ASSIGNMENT -
Each line below is to be written out in full, exactly as shown.

##############################

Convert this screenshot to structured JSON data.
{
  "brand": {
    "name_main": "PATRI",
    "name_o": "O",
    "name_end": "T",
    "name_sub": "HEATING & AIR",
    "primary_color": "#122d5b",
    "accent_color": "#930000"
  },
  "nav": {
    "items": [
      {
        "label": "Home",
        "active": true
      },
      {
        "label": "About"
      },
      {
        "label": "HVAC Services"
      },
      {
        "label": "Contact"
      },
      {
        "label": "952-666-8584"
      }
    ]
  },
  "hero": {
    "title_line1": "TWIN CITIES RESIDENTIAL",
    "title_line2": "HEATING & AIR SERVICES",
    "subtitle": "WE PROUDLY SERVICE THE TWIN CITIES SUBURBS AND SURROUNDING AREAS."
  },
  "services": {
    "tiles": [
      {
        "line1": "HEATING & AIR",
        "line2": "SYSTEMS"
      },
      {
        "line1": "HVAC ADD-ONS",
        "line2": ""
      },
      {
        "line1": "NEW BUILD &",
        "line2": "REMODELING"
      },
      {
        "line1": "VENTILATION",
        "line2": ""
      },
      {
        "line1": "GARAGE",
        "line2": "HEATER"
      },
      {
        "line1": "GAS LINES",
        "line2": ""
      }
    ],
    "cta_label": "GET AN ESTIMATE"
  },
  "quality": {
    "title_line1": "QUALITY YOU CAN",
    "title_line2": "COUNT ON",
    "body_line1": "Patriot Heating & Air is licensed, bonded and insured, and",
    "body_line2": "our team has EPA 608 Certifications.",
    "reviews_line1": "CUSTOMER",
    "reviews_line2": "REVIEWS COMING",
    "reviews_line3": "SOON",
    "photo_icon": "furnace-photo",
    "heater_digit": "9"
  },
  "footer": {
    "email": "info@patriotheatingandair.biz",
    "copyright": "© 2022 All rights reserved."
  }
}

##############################

OUTPUT FOR THIS EXERCISE -
Convert this screenshot to structured JSON data.
{
  "brand": {
    "name_main": "PATRI",
    "name_o": "O",
    "name_end": "T",
    "name_sub": "HEATING & AIR",
    "primary_color": "#122d5b",
    "accent_color": "#930000"
  },
  "nav": {
    "items": [
      {
        "label": "Home",
        "active": true
      },
      {
        "label": "About"
      },
      {
        "label": "HVAC Services"
      },
      {
        "label": "Contact"
      },
      {
        "label": "952-666-8584"
      }
    ]
  },
  "hero": {
    "title_line1": "TWIN CITIES RESIDENTIAL",
    "title_line2": "HEATING & AIR SERVICES",
    "subtitle": "WE PROUDLY SERVICE THE TWIN CITIES SUBURBS AND SURROUNDING AREAS."
  },
  "services": {
    "tiles": [
      {
        "line1": "HEATING & AIR",
        "line2": "SYSTEMS"
      },
      {
        "line1": "HVAC ADD-ONS",
        "line2": ""
      },
      {
        "line1": "NEW BUILD &",
        "line2": "REMODELING"
      },
      {
        "line1": "VENTILATION",
        "line2": ""
      },
      {
        "line1": "GARAGE",
        "line2": "HEATER"
      },
      {
        "line1": "GAS LINES",
        "line2": ""
      }
    ],
    "cta_label": "GET AN ESTIMATE"
  },
  "quality": {
    "title_line1": "QUALITY YOU CAN",
    "title_line2": "COUNT ON",
    "body_line1": "Patriot Heating & Air is licensed, bonded and insured, and",
    "body_line2": "our team has EPA 608 Certifications.",
    "reviews_line1": "CUSTOMER",
    "reviews_line2": "REVIEWS COMING",
    "reviews_line3": "SOON",
    "photo_icon": "furnace-photo",
    "heater_digit": "9"
  },
  "footer": {
    "email": "info@patriotheatingandair.biz",
    "copyright": "© 2022 All rights reserved."
  }
}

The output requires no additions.